Chris says the Pulpy Kidney risk is associated with the ingestion of very high-quality feed (lucerne, clover, herbs) when the Pulpy Kidney bacteria can rapidly multiply in the intestines. Ewes and lambs on typical ryegrass type pastures are at a much lower risk so the lack of adequate protection is not an issue.

There are four strains of Pulpy Kidney bacteria (A, B, C & D) and another clostridial bacteria (sordellii) has been implicated as a cause of sudden death as well.  Five-in-1 vaccines only protect against strain D. He says it is very difficult to diagnose which bacteria or strain is the cause of sudden deaths.

If farmers are seeing sudden deaths in lambs and/or ewes despite 5-in-1 vaccination they may need to review their current programme.

Chris says unexpected sudden deaths in sheep grazing high-quality forages may be due to Red Gut, Bloat or Clostridial disease. Red Gut and Bloat are relatively easy to diagnose. If deaths are not caused by one of these, they are most likely due to clostridia.

While the “rocket fuel” forages are valuable for driving growth rates, they do come with risks. These can be minimized by avoiding sudden dietary changes, not running lambs onto the forage when they are hungry and giving them access to fibre. Lambs will eat fibre when they need it.

A recent study in Wairarapa showed 13% of lambs were not getting enough colostrum. If they are not getting enough colostrum they are not getting enough antibodies to protect them.

Lambs need to have colostrum within the first 12 hours so giving two-day old lambs colostrum is a waste of time, says Chris. Make sure every ewe is vaccinated correctly.

Preventing sudden death in ewes and lambs which have been vaccinated with the standard 5-in-1.

If there is some suspicion that the deaths might be related to clostridial disease, Chris suggests vaccination options based on knowing what type of sheep are dying and when they are dying.

1.  Lambs dying between tailing and weaning

  • Vaccinate the ewes two to three weeks pre-lamb and this should provide the lambs with some protection.
  • Five-in-1 sensitiser in lambs at tailing and a booster four weeks later.  Make sure all the lambs are older than about four weeks. 

2. Lambs dying after weaning despite 5-in-1 vaccination

  • All clostridial vaccines protect against pulpy kidney for up to 12 weeks so another booster 5-in-1 booster may help, but again this will only protect against strain D.
  • Vaccinate lambs at weaning and four weeks later with Coglavax 8 or Covexin 10.

3.  Ewes dying between set stocking and weaning

  • Change to a Coglavax 8 or Covexin 10 programme. This means the ewes have to get a sensitiser and then the pre-lamb booster in the first year. Then the ewe lambs need a sensitiser and booster at weaning and the ewes a pre-lamb booster every year.

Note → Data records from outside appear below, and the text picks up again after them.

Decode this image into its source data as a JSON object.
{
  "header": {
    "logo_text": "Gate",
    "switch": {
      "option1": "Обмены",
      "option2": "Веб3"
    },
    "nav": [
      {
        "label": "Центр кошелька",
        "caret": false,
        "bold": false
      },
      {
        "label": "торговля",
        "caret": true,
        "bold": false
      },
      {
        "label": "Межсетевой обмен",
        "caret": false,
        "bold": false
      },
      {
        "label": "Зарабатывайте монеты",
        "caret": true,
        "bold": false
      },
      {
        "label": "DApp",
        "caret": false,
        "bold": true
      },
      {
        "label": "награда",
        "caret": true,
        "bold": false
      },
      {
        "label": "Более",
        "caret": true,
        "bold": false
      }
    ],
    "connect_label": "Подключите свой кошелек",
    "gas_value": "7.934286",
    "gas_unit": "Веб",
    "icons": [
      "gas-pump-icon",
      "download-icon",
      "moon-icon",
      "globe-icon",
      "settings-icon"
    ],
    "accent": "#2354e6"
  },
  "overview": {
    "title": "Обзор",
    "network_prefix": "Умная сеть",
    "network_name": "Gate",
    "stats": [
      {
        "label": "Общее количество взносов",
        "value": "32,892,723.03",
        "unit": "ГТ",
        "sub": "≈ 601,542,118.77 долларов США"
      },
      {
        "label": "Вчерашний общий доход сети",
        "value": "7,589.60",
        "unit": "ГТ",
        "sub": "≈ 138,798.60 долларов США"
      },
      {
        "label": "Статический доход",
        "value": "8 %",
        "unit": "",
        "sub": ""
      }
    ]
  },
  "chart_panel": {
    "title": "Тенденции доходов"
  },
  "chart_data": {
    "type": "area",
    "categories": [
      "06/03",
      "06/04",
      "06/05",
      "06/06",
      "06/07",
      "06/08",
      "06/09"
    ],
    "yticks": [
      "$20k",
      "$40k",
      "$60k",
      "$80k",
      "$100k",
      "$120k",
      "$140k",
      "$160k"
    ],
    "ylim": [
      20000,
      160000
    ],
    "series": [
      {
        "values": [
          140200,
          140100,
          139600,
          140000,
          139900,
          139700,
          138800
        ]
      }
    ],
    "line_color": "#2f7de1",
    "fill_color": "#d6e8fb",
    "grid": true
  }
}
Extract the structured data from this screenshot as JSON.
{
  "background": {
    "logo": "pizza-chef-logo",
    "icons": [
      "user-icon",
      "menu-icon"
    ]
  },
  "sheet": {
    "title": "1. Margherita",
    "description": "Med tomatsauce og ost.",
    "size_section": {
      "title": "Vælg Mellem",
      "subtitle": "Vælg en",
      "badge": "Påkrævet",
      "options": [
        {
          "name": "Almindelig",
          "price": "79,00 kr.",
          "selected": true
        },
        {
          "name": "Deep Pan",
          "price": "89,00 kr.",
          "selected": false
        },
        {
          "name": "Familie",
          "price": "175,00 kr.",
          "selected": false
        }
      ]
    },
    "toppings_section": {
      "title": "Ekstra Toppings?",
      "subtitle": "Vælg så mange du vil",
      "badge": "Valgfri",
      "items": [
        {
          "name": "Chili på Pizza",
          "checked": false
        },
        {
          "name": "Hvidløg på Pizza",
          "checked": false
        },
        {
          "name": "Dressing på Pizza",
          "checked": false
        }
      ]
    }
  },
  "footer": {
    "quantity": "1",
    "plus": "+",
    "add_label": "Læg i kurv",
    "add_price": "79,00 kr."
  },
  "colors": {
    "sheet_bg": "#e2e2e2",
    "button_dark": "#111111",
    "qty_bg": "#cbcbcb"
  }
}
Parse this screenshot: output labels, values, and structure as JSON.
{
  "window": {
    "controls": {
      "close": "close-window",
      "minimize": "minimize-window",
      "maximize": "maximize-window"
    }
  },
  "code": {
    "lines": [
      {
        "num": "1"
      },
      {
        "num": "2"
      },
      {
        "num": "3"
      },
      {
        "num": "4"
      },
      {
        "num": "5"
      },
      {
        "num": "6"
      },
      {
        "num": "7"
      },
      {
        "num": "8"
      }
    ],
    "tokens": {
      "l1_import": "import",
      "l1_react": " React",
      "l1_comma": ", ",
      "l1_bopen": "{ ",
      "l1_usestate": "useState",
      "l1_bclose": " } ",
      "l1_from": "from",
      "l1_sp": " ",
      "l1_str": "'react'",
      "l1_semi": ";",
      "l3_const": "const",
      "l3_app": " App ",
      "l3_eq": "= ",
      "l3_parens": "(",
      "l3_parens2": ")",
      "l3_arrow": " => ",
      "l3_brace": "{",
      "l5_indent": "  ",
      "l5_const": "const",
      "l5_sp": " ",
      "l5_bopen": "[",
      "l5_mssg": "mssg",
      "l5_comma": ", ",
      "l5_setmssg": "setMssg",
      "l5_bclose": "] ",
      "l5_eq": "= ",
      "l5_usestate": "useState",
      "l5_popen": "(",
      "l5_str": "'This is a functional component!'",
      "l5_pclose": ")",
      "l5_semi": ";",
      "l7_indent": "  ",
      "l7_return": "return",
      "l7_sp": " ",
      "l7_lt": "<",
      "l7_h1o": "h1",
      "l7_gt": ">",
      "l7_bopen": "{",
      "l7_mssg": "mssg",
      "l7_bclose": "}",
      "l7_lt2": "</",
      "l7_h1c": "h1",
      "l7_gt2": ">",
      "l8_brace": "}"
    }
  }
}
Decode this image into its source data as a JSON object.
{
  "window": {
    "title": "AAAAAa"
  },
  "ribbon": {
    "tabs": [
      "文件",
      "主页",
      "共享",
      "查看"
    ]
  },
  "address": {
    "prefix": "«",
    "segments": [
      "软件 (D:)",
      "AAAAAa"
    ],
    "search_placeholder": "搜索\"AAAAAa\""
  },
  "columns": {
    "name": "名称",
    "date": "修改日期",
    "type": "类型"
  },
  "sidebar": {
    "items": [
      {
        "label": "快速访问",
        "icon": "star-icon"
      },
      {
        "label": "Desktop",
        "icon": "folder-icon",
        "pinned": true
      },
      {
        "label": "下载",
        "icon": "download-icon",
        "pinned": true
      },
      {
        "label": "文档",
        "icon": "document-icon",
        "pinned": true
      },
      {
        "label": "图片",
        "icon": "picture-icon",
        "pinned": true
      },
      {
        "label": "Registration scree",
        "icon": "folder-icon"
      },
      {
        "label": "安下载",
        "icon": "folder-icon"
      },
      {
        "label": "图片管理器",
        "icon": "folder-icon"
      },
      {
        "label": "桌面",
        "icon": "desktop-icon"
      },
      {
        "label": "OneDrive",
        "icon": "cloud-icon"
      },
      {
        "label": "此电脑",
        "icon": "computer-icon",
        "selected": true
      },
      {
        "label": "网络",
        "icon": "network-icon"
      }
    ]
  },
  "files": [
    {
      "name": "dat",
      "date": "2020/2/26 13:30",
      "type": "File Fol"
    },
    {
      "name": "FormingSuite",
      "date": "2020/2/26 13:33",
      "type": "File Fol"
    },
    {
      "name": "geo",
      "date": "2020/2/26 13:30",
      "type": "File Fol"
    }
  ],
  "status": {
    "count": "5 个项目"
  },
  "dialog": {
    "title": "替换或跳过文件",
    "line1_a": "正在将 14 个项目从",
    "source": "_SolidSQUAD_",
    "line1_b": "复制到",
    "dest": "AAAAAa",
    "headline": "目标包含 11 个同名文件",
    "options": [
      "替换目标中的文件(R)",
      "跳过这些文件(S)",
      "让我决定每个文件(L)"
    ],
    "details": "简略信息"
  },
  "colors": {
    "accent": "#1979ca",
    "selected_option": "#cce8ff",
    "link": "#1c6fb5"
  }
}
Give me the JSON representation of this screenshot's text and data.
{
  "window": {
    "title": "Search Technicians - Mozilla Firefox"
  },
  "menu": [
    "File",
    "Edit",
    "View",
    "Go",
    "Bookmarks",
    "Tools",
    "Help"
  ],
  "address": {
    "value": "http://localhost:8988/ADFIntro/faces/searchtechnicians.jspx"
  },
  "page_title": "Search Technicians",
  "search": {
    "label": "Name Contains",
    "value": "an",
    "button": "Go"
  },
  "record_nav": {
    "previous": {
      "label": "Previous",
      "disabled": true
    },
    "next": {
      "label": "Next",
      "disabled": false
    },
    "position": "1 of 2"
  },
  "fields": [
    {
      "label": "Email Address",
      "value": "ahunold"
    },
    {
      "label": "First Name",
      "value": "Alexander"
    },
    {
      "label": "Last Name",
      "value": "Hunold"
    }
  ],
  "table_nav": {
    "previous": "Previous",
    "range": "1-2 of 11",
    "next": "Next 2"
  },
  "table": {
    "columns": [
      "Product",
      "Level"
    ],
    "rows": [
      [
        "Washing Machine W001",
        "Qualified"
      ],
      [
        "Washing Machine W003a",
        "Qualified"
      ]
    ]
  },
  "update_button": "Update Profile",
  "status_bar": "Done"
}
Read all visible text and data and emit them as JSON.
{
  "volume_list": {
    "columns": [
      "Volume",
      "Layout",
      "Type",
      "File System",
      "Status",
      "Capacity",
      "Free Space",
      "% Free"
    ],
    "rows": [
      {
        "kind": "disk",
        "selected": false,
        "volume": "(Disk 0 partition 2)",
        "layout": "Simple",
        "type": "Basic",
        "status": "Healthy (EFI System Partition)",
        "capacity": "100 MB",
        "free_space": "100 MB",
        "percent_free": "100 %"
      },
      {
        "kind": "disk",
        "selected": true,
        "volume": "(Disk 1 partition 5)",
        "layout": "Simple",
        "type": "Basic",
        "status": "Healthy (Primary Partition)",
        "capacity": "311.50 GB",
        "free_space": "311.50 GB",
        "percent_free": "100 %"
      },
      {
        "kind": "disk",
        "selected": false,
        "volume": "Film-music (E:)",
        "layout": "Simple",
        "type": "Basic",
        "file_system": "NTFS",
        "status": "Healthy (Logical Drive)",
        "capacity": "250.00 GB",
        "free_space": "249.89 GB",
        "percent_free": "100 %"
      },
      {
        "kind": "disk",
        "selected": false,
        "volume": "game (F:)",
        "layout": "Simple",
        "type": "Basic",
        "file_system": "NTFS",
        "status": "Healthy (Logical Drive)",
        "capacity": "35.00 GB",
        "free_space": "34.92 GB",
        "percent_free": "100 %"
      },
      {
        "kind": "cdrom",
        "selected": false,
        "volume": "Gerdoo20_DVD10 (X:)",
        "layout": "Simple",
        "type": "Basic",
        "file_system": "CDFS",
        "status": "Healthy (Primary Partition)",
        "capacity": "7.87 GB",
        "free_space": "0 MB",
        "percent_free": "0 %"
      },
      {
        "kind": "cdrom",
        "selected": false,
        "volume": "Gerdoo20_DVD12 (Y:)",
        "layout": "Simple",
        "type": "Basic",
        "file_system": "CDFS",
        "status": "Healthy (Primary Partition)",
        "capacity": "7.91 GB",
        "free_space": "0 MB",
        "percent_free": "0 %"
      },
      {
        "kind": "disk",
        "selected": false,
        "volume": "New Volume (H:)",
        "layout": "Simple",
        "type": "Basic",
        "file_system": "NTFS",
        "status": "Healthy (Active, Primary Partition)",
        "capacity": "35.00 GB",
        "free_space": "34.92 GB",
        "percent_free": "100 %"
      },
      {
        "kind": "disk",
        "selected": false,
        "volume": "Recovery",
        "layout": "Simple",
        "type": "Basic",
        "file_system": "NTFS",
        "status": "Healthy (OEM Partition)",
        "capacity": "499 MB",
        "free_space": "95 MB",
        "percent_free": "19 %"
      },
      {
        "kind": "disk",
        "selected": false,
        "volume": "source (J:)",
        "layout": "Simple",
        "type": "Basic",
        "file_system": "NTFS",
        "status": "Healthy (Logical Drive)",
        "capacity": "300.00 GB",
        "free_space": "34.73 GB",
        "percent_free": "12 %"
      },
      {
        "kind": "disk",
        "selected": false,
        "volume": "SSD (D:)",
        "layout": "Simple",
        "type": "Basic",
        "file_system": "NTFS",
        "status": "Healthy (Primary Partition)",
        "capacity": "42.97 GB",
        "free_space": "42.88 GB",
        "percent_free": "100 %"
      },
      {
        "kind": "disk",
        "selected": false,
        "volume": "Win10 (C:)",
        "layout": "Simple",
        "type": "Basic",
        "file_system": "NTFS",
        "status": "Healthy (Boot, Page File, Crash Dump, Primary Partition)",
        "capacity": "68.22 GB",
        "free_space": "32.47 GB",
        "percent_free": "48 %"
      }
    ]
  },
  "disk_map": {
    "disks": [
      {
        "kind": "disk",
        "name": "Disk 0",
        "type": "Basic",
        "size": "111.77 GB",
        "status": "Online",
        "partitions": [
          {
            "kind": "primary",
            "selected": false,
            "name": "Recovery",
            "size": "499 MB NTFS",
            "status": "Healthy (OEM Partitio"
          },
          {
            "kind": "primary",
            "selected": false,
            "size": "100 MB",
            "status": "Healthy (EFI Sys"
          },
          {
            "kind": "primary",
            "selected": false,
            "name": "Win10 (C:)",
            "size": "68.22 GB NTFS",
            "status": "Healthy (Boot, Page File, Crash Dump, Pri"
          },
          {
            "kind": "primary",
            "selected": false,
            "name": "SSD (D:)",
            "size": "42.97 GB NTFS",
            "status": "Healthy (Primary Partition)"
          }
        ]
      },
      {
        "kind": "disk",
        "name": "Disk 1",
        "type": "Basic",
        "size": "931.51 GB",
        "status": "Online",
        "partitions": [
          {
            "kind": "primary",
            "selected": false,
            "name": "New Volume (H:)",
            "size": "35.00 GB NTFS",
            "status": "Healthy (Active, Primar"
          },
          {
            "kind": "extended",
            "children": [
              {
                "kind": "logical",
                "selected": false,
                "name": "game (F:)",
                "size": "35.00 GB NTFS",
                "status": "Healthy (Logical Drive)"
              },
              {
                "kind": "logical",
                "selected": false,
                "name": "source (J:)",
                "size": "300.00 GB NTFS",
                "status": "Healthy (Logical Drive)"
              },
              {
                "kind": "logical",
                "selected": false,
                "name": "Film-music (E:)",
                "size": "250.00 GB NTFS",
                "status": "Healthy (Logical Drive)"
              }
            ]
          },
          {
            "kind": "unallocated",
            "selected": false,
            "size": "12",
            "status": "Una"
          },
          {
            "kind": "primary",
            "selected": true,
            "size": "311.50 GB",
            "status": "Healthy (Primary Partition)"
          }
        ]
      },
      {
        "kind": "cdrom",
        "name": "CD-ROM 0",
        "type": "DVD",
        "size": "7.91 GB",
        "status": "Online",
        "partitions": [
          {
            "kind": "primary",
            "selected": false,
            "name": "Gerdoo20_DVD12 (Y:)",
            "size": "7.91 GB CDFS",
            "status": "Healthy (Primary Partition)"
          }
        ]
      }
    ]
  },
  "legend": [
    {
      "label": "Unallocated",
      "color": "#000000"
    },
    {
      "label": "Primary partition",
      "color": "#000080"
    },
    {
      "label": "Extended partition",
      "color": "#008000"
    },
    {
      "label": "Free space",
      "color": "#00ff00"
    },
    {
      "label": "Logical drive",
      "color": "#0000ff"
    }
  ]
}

Talk to your animal health professional about a vaccination programme for your specific farming system.